Washington DC has Pennsylvania Avenue. London has Downing Street.
And Malaysia has Putrajaya, and in Putrajaya, the place that would be the equivalent to Downing Street or Pennsylvania Avenue would be Dataran Putra.
I have seen images of the Prime Minister’s Office (PMO) Complex many times before but never at close range until recently that is, when I happened to be in Putrajaya, the ‘new’ administrative capital of Malaysia.
Putrajaya itself is relatively new when compared to the more established Kuala Lumpur (KL), the nation’s capital.
So established is KL that with all the development work currently on-going in KL, it will soon achieve ‘concrete jungle’ status, where the roads are always chock-a-block and whatever highways there are connecting KL-lites to all points of the compass, it is still not enough considering the sheer volume of traffic on weekends, never mind weekdays.
Before long, the buzzword will be ‘urban renewal’, as what has happened to all the big cities in the world.
In contrast, Putrajaya residents are spoiled somewhat, with the sheer width of the roads making driving actually fun.
Alongside the wide roads of Putrajaya, there are also lanes dedicated for the use of bicycle enthusiasts, joggers and other keep-fit enthusiasts.
In addition, the number of highways linking Putrajaya to the rest of the country gives one many options as which route to take when one decides to drive from point A to point B.
Remember the saying that ‘all roads lead to Rome’? I guess here in Malaysia, we can say that all roads lead to Putrajaya.
Spoiled that is, if you do not consider the number of malls available in Putrajaya itself, which can be easily be counted on one hand.

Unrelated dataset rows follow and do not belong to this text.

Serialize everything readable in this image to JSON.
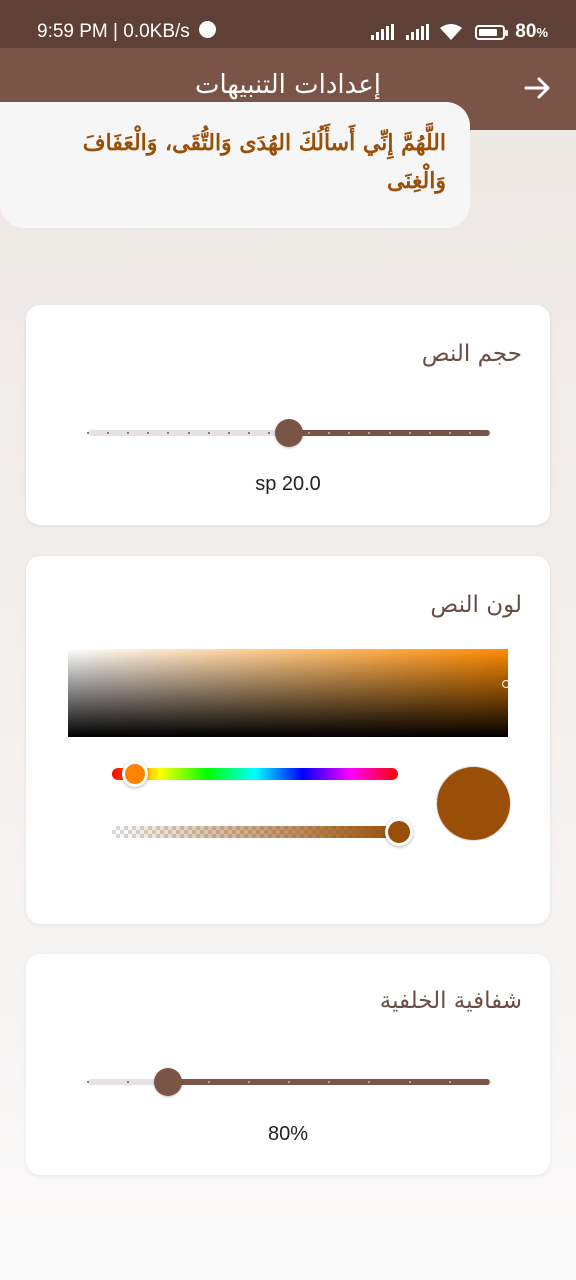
{
  "status_bar": {
    "time_speed": "9:59 PM | 0.0KB/s",
    "battery": "80",
    "battery_unit": "%",
    "battery_level": 0.8
  },
  "app_bar": {
    "title": "إعدادات التنبيهات",
    "back_icon": "arrow-right-icon"
  },
  "dua": {
    "text": "اللَّهُمَّ إِنِّي أَسأَلُكَ الهُدَى وَالتُّقَى، وَالْعَفَافَ وَالْغِنَى"
  },
  "text_size": {
    "title": "حجم النص",
    "value_label": "sp 20.0",
    "value": 20.0,
    "min": 10,
    "max": 30,
    "divisions": 20
  },
  "text_color": {
    "title": "لون النص",
    "selected_color": "#9a4f08",
    "hue_color": "#ff8300"
  },
  "background_opacity": {
    "title": "شفافية الخلفية",
    "value_label": "80%",
    "value": 0.8,
    "min": 0.6,
    "max": 1.6,
    "divisions": 10
  },
  "colors": {
    "primary": "#7a5446",
    "status_bar": "#5e4036",
    "dua_text": "#9a4f08"
  }
}
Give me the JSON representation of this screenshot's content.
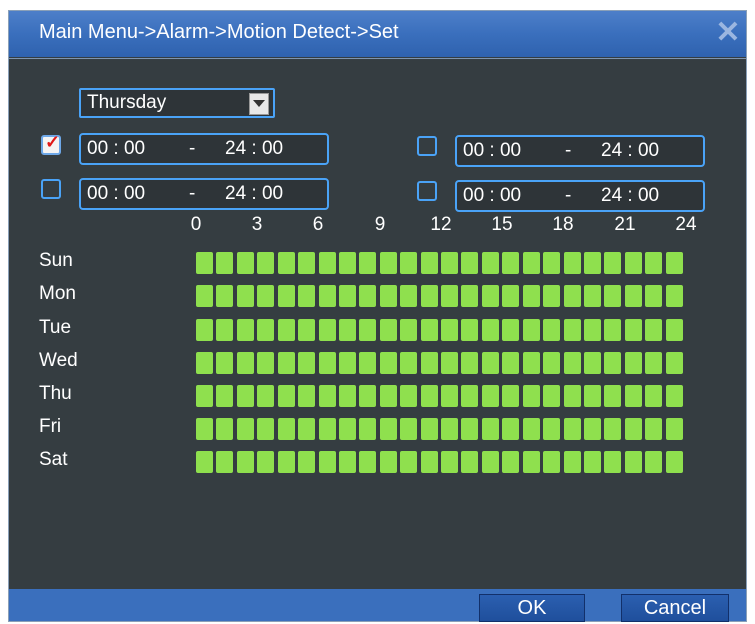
{
  "window": {
    "title": "Main Menu->Alarm->Motion Detect->Set",
    "close_icon": "close-icon"
  },
  "day_select": {
    "value": "Thursday"
  },
  "periods": [
    {
      "checked": true,
      "start": "00 : 00",
      "sep": "-",
      "end": "24 : 00"
    },
    {
      "checked": false,
      "start": "00 : 00",
      "sep": "-",
      "end": "24 : 00"
    },
    {
      "checked": false,
      "start": "00 : 00",
      "sep": "-",
      "end": "24 : 00"
    },
    {
      "checked": false,
      "start": "00 : 00",
      "sep": "-",
      "end": "24 : 00"
    }
  ],
  "timeline": {
    "hour_labels": [
      "0",
      "3",
      "6",
      "9",
      "12",
      "15",
      "18",
      "21",
      "24"
    ],
    "days": [
      "Sun",
      "Mon",
      "Tue",
      "Wed",
      "Thu",
      "Fri",
      "Sat"
    ],
    "active_hours_per_day": 24,
    "active_color": "#8fe04e"
  },
  "footer": {
    "ok_label": "OK",
    "cancel_label": "Cancel"
  },
  "colors": {
    "titlebar": "#3a6fbd",
    "panel": "#353d41",
    "accent": "#4aa3f7"
  }
}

But I digress.
The trouble with Putrajaya for me is the road system.
Despite the many times I have tried to understand the road system in Putrajaya, I am still stumped, never mind confused, until my other half gave me a very important pointer on how to navigate the streets of Putrajaya.
Well, I still remember half of what she taught me anyway, and that is good enough for me.
Signboards are a very important feature of my navigational system especially in Klang Valley.
I have tried to waze myself around but by my smartphone’s battery always falls flat at the crucial moment.
This despite the valiant attempts of my newly acquired power bank to resuscitate the phone to give me that precious few minutes before that voice on Waze triumphantly tells me, ‘you have reached your destination.’
And as Paul McCartney sings in ‘Silly Love Songs’, ‘and I look around me and I see it isn’t so’, it is so demoralising especially when you are SO new to Waze.
But over the weekend, my in-built navigational system (ie relying on signboards and powered by a full tank of petrol) paid handsome dividends for me.
The first was that part of Putrajaya where the food outlets available nearly rivals that of the lone local mall.
I will gladly admit that I discovered it by accident and like (or unlike) Columbus, I was glad to have found it regardless of HOW I found it.
Now I have additional options of where to eat and what to eat. Surely a very welcomed discovery.
Secondly, I found Dataran Putra. Loosely translated, it means Putra Square, despite Dataran Putra not being squarish in design but rather circular.
Some would say ‘Circus’ would be more apt but then again, I do not think that will go down too well with a lot of people (from both sides of the political divide, considering the state of politics in the country at the moment).
So ‘Square’ it is, even though it may be circular in design.
What’s the significance of Dataran Putra you might ask?
Well, this is where you’ll find the Prime Minister’s Office complex or more commonly referred to as the PMO, images of which I have seen many a times on TV, in the papers and on the Internet.
Bedecked in green, it looks OFFICIAL, if you know what I mean. But then again, it is supposed to look OFFICIAL.
And next to the PMO Complex is the Putra Mosque.
Convenient that, for all concerned. A spiritual sanctuary nearby, offering refuge from the madness that is politics and the constant headaches of governing a country.
As you enter the compounds of the mosque, the Putra Mosque IS what it is : sanctuary for the tired and the weary.
Its mini gardens dotted by what seems like mini-islands of greenery, caressed by the cool evening breeze coming in from the man-made Tasik Putrajaya (or Putrajaya Lake), making one start forgetting whatever there is to forget, trivialising what should have or would have been trivial in the first place.
And as you enter into the bosom of the mosque and perform your prayers, you feel spiritually revitalised whilst the coolness of the high ceilinged inner prayer hall relaxes and soothes you physically and spiritually and by the time for you to step back to the realities of the physical world, you are revitalised, refreshed and ready to take on what is to come and what has yet to come.
As you make your way out from Dataran Putra, you can but not help notice the ironies that is Dataran Putra.
The office of the Chief Executive of the country, charged with the burden and responsibility of governing the nation with all the trappings of power and authority and next to it, a mosque, as majestic as any other, offering sanctuary to the tired, the weary and to they who are charged with the responsibility of governing a nation.
The world is full of ironies, isn’t it?
Date : 24 May 2015